The other day I was proofing a winery holiday offerings printed piece for a graphic artist friend of mine. It really was a lovely piece, attractive graphics, nice layout and the copy was good… except for a couple of little things in the copy, that could make a big difference.
After I read the copy I had some questions: for example one section offered me two bottles of wine in a gift box (so far so good). There were three options to choose from and it said, “Choose either,” which led me to believe that I should only buy one of them.
Perhaps I am nitpicking, but I want to make sure that everyone knows they can buy as many as they want, within reason, of course. Although if a customer does place a large, large order, that’s the time to give them that special pallet discount (3% discount if you buy two pallets of wine).
Here are a few things to look out for when you are writing sales copy:
– Keep your sentences short. The structure and length should vary for easy reading, but most of the sentences should be relatively short.
– Develop a writing vocabulary so that you are not using the same words all the time. I often come across promotional and sales pieces in which the same descriptive words are used multiple times or the sentences are repetitive, for example: We had a great event at the winery, we had so much fun and the wine was great.
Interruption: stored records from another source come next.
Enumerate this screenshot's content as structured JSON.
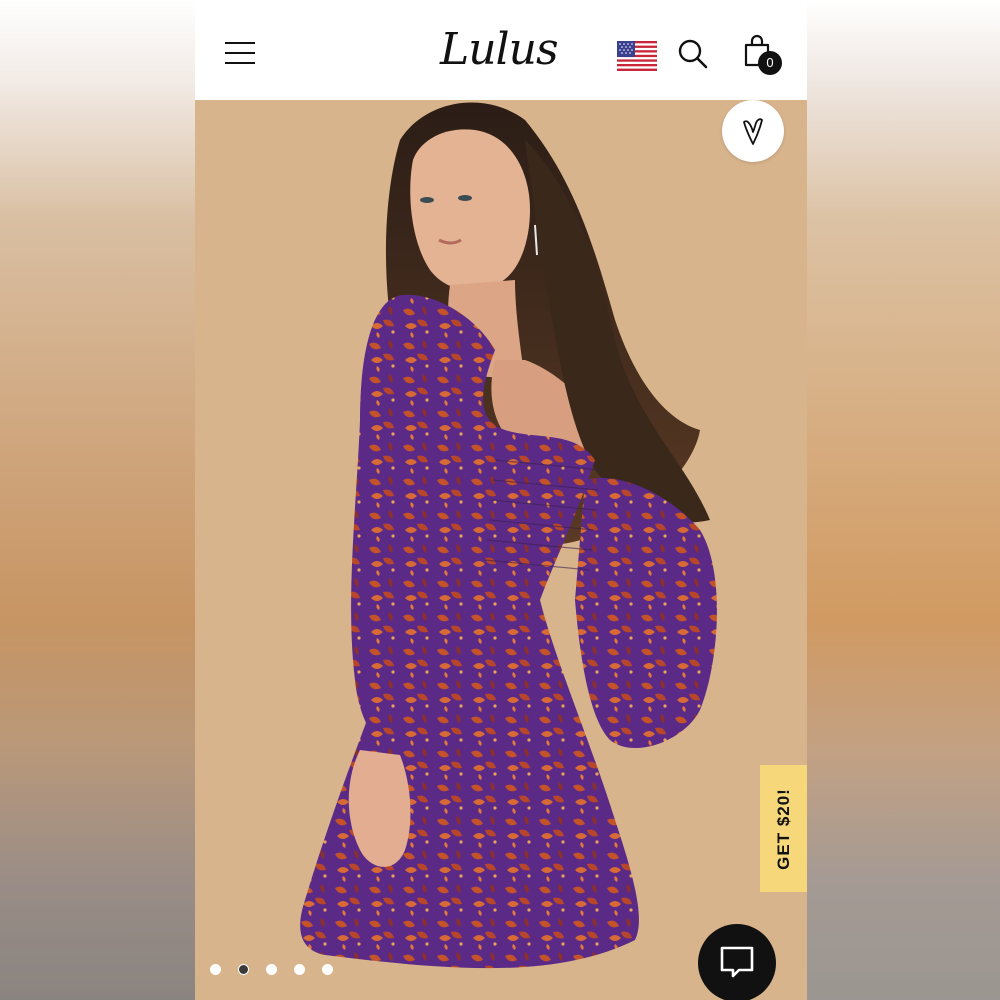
{
  "header": {
    "logo_text": "Lulus",
    "cart_count": "0",
    "country_flag": "us-flag-icon"
  },
  "product_image": {
    "subject": "floral print long-sleeve mini dress",
    "background_color": "#d8b48c"
  },
  "promo": {
    "label": "GET $20!",
    "color": "#f6d77a"
  },
  "carousel": {
    "total": 5,
    "active_index": 1
  },
  "colors": {
    "header_bg": "#ffffff",
    "icon": "#111111",
    "dress_base": "#5b2a86",
    "dress_print": "#c4532a"
  }
}
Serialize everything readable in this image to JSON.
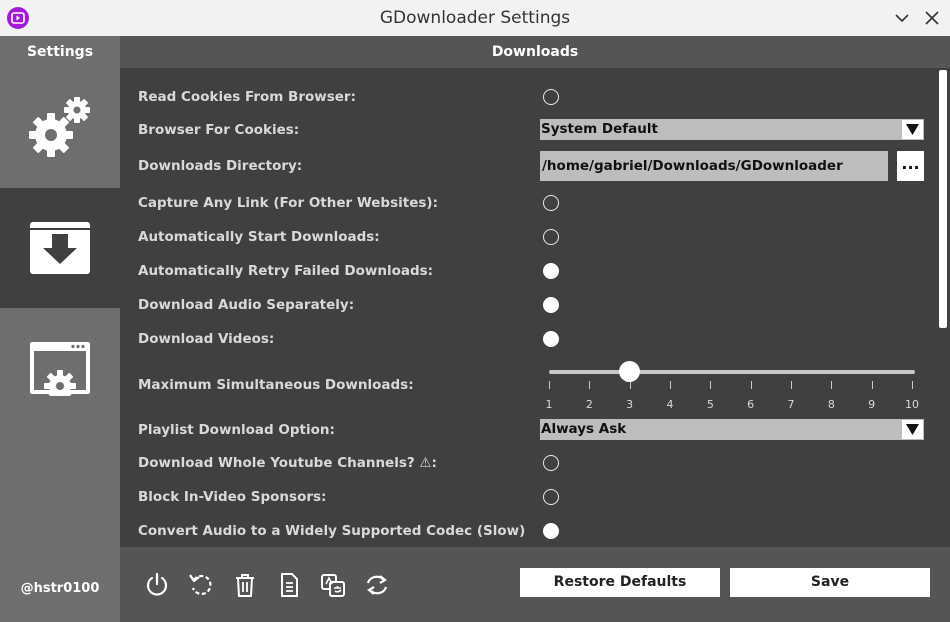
{
  "window": {
    "title": "GDownloader Settings"
  },
  "sidebar": {
    "title": "Settings",
    "items": [
      {
        "name": "general",
        "icon": "gears-icon"
      },
      {
        "name": "downloads",
        "icon": "download-icon"
      },
      {
        "name": "interface",
        "icon": "window-gear-icon"
      }
    ],
    "user": "@hstr0100"
  },
  "header": {
    "title": "Downloads"
  },
  "settings": {
    "read_cookies": {
      "label": "Read Cookies From Browser:",
      "checked": false
    },
    "browser_for_cookies": {
      "label": "Browser For Cookies:",
      "value": "System Default"
    },
    "downloads_directory": {
      "label": "Downloads Directory:",
      "value": "/home/gabriel/Downloads/GDownloader",
      "browse": "..."
    },
    "capture_any_link": {
      "label": "Capture Any Link (For Other Websites):",
      "checked": false
    },
    "auto_start": {
      "label": "Automatically Start Downloads:",
      "checked": false
    },
    "auto_retry": {
      "label": "Automatically Retry Failed Downloads:",
      "checked": true
    },
    "audio_separately": {
      "label": "Download Audio Separately:",
      "checked": true
    },
    "download_videos": {
      "label": "Download Videos:",
      "checked": true
    },
    "max_simultaneous": {
      "label": "Maximum Simultaneous Downloads:",
      "value": 3,
      "min": 1,
      "max": 10,
      "ticks": [
        "1",
        "2",
        "3",
        "4",
        "5",
        "6",
        "7",
        "8",
        "9",
        "10"
      ]
    },
    "playlist_option": {
      "label": "Playlist Download Option:",
      "value": "Always Ask"
    },
    "whole_channels": {
      "label": "Download Whole Youtube Channels? ⚠:",
      "checked": false
    },
    "block_sponsors": {
      "label": "Block In-Video Sponsors:",
      "checked": false
    },
    "convert_audio": {
      "label": "Convert Audio to a Widely Supported Codec (Slow)",
      "checked": true
    }
  },
  "footer": {
    "icons": [
      "power-icon",
      "refresh-icon",
      "trash-icon",
      "document-icon",
      "translate-icon",
      "sync-icon"
    ],
    "restore_label": "Restore Defaults",
    "save_label": "Save"
  },
  "colors": {
    "accent": "#a11bd6",
    "sidebar": "#6e6e6e",
    "header": "#555555",
    "content": "#404040"
  }
}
– Use terms that paint pictures for the reader. The words imagine or remember set the stage for them to start visualizing.
– Write to express your thoughts, not to try and impress your audience. Present ideas simply and directly.
– Avoid finishing off with a few of the things that are much overused and don’t create the impression that you want to create:
- Very unique: Unique means one of a kind, and I have yet to come across anything that is very one of a kind.
- Stay away from Come join, Come enjoy, Come… anything. It weakens the sentence, which is much stronger if you just say, Enjoy, or Join us.
- Try not to start any sales copy with: “We are proud to announce…” or “We are excited to announce…” This is all about you and not about the customer and how it will make them feel.
– Finally I am always coming across “We would like to invite you…” which always makes me say to myself… “If you would like to invite me, why don’t you just invite me?”
A tip of the glass from me to you!